THOUGH IT IS impossible to draw a hard and fast line between the Dutch and International phases of de Stijl, in terms of theoretical writings or artistic productions, the change in membership between 1920 and 1922 is very marked indeed, and gives a fair picture of the transformation that was in process. By the beginning of 1922 van der Leck, van Tongerloo, van t'Hoff, Wils, Oud and Kok had left, and Huszar was about to leave, while Mondriaan, established in Paris since 1919, was no longer a directly effective member, though he did not resign finally until 1925. Severini had also lost contact, so that van Doesburg himself alone remained of the original membership. The new men who filled the gaps were very different from those who had left.

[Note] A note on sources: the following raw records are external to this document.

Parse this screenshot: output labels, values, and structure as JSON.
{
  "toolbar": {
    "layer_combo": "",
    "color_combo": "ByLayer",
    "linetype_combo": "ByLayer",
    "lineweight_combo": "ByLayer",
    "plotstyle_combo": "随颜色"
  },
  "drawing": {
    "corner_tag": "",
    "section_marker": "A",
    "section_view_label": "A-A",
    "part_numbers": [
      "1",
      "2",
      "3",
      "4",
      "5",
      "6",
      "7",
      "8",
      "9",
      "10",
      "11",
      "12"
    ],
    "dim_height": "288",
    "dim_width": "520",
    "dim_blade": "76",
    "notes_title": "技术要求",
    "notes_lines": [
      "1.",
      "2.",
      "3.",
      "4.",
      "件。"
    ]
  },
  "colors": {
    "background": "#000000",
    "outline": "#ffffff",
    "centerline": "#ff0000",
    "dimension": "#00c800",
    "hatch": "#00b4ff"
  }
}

Only two of them were Dutch, two were imaginary, one was German, one was Russian. The Dutch pair were Gerrit Rietveld, who had been a member since as early as 1918, but only now came to prominence, and Cor van Eesteren, whom van Doesburg enrolled in Weimar in 1923. Both have gained fame as architects though Rietveld seems to have entered the group as a furniture-maker, and van Eesteren, far from being a convinced Modernist when he met van Doesburg, was on his way to take up a Rome scholarship. The two imaginary members were both pseudo-persons of van Doesburg1 in his Dadaist mood, I. K. Bonset and Aldo Camini, and it was over these signatures that he made most of his purely literary contributions to de Stijl. The German was Hans Richter, a former Dadaist who had turned to abstraction independently of the Dutch Movement, and the Russian was El Lissitsky, the apostle of Constructivism to Western Europe. The adherence of Lissitsky was brief, though important, and his place was taken by two other members of the Berlin G group, Frederich Kiesler, the Austrian theatrical designer, and Werner Graeff, an ex-student of the Bauhaus who was later connected with the Werkbund. The fourth and most celebrated member of G, Mies van der Rohe, never became a____________________